(Try it): Across the entries below, how many lines include "Sortowanie"? Give the number and nothing else.

(Input data):
-- Opening Marker --
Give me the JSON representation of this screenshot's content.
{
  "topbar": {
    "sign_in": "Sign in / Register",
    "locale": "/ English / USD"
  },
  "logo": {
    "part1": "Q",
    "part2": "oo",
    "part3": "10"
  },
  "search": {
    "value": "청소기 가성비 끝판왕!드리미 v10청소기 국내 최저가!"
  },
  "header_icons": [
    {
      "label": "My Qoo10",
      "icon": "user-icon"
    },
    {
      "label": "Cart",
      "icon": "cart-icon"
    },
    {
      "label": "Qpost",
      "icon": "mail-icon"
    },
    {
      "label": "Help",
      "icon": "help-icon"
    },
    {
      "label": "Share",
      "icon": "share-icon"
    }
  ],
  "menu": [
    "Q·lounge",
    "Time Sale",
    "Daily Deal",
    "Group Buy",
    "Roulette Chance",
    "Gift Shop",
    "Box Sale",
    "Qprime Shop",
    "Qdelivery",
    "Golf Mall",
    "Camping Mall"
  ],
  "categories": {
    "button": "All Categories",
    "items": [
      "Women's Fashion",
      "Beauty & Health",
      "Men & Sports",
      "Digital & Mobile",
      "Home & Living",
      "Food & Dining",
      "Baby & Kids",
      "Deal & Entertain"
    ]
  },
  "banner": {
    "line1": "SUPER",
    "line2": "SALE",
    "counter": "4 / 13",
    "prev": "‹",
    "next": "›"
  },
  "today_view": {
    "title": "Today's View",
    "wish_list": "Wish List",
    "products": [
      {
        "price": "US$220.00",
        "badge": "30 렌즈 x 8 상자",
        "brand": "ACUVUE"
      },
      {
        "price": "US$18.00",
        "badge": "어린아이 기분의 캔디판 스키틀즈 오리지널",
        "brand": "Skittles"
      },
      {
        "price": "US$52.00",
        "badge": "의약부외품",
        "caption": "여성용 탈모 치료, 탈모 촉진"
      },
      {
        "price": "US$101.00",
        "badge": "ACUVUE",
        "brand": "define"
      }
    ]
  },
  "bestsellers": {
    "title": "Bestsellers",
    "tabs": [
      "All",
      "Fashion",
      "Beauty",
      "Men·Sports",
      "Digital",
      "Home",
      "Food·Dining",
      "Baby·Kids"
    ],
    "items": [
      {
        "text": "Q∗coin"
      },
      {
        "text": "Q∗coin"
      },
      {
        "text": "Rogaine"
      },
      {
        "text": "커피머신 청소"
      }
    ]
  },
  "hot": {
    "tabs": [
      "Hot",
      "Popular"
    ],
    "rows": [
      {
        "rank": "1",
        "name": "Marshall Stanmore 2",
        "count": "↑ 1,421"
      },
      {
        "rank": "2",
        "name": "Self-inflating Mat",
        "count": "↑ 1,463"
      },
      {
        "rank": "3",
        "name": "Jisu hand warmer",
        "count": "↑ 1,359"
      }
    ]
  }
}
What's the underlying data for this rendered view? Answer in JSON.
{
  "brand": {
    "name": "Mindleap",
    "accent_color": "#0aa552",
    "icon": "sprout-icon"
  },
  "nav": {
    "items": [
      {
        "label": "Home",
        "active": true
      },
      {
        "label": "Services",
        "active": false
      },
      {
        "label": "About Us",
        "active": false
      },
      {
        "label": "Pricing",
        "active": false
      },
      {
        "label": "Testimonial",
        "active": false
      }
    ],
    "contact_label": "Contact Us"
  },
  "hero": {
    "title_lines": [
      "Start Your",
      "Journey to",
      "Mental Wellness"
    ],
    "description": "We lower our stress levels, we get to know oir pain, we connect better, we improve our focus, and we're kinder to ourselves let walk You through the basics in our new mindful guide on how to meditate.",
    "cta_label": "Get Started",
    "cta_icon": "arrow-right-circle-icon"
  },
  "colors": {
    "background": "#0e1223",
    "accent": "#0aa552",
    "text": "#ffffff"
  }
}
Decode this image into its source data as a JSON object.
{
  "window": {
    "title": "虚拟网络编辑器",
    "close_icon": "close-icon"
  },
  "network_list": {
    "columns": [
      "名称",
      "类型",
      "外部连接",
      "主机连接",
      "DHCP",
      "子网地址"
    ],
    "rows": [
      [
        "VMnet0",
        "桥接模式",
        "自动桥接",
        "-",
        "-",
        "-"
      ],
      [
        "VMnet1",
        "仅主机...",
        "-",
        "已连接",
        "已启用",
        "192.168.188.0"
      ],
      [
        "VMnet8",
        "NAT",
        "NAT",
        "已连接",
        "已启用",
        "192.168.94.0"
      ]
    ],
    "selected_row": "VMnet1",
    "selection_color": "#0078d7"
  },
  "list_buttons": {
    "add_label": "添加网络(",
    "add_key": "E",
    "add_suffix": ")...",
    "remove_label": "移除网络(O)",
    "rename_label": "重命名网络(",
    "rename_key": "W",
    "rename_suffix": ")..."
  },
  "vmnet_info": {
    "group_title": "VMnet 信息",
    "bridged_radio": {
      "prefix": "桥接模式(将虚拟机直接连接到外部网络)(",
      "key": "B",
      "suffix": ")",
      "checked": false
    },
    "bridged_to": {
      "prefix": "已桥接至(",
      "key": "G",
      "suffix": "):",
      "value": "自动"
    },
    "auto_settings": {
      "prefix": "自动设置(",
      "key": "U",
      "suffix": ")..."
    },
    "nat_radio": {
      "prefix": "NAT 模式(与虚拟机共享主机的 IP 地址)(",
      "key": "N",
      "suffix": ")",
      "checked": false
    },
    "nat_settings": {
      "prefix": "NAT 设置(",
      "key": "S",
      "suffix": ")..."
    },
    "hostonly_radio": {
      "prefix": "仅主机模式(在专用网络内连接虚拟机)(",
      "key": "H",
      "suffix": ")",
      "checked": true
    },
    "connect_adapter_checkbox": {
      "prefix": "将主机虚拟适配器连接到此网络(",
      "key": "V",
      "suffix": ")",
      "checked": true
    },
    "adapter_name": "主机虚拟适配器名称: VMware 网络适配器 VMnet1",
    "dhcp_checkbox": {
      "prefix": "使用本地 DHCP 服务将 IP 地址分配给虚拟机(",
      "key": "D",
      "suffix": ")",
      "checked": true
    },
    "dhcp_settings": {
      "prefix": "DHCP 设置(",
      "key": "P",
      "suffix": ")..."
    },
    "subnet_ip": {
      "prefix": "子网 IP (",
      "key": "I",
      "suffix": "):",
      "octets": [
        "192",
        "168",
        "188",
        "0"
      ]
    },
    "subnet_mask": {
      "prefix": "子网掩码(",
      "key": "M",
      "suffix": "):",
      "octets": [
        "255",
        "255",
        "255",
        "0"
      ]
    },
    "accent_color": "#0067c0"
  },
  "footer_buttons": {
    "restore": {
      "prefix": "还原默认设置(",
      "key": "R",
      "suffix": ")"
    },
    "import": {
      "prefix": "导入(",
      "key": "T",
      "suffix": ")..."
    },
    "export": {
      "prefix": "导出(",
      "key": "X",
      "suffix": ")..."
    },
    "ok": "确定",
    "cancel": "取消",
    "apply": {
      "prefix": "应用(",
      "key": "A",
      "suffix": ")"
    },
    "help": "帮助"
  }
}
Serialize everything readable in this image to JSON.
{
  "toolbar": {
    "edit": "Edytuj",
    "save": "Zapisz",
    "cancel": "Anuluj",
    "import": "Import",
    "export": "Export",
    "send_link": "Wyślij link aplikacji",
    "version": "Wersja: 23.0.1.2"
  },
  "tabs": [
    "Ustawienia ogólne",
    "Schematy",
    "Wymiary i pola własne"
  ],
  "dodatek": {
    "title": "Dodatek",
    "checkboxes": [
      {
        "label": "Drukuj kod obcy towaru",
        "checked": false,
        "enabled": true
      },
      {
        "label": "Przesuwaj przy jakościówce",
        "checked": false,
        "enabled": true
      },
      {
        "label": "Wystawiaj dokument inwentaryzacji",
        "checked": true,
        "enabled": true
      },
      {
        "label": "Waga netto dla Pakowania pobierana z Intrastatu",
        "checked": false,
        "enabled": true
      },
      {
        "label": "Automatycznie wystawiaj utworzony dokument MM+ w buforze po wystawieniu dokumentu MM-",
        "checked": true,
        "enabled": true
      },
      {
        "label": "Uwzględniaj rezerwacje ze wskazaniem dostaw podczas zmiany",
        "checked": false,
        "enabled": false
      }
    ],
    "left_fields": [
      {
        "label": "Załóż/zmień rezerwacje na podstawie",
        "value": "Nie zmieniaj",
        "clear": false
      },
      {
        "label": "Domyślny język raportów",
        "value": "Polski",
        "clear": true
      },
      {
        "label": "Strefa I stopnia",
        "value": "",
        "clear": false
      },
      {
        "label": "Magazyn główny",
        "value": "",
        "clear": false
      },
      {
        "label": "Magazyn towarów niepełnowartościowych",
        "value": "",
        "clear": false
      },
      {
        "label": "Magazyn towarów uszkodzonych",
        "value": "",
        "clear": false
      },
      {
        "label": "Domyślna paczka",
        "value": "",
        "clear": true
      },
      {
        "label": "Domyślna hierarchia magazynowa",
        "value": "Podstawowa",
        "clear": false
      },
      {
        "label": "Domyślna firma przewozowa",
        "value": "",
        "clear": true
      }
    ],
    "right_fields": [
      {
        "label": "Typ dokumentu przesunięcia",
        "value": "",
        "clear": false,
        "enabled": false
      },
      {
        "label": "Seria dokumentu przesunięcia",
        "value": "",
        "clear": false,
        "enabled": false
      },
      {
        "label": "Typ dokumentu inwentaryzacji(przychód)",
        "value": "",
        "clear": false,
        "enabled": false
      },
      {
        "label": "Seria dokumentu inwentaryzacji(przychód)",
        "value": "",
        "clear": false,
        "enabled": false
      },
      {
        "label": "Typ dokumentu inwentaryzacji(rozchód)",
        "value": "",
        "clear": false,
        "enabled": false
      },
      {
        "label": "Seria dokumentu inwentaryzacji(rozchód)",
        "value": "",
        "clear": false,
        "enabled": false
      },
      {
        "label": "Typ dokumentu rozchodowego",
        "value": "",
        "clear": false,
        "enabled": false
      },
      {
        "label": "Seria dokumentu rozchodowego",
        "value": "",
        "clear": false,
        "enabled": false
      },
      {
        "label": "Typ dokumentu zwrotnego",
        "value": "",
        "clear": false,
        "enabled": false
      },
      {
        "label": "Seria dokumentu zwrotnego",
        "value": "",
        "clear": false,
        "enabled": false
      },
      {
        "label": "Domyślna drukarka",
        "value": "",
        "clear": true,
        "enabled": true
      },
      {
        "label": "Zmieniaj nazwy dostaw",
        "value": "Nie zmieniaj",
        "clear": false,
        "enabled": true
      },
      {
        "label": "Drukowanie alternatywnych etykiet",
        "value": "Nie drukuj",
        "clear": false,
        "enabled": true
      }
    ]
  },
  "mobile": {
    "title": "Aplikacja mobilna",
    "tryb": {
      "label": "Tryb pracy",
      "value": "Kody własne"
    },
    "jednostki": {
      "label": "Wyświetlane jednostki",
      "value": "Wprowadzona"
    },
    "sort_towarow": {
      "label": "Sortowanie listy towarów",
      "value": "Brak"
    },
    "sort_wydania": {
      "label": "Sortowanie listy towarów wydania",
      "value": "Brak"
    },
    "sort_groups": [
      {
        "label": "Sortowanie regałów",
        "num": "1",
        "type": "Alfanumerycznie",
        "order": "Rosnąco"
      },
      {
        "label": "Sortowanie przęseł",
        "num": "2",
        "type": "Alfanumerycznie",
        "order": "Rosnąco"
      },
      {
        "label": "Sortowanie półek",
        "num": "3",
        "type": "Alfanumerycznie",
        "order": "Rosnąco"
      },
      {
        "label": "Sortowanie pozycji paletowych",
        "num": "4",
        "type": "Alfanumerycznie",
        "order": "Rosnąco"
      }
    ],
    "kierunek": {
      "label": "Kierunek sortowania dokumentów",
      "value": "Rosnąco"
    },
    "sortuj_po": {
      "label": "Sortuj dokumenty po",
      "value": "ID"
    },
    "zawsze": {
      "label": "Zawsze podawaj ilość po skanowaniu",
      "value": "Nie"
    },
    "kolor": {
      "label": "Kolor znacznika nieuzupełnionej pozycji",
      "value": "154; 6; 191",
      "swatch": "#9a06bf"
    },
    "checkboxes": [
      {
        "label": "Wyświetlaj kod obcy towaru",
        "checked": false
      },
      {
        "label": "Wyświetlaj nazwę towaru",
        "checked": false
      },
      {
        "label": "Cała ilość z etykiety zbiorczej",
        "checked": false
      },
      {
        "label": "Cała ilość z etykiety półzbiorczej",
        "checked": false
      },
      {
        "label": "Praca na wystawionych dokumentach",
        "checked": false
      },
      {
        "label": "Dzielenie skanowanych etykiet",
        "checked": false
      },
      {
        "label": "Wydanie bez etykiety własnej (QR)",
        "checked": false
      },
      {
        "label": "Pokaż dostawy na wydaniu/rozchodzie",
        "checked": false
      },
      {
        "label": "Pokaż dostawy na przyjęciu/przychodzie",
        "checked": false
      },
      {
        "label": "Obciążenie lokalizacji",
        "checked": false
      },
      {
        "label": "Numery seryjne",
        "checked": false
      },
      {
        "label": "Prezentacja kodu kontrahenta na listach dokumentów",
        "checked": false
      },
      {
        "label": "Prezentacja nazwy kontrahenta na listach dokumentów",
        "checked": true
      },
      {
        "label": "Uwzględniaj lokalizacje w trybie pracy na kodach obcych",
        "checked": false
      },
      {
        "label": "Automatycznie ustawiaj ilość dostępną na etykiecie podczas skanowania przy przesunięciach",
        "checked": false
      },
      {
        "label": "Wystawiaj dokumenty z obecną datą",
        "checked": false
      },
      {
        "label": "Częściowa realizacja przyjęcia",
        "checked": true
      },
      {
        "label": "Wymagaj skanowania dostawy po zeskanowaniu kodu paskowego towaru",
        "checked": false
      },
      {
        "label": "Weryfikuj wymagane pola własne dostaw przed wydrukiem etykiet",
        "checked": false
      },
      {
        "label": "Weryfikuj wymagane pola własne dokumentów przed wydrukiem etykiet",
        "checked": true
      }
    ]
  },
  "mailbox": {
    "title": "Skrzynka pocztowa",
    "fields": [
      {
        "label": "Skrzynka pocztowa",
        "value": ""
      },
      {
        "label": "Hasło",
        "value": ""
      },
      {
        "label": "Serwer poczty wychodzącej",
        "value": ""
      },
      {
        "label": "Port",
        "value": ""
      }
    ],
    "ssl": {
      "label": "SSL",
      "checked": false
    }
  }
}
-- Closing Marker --
(Task response): 6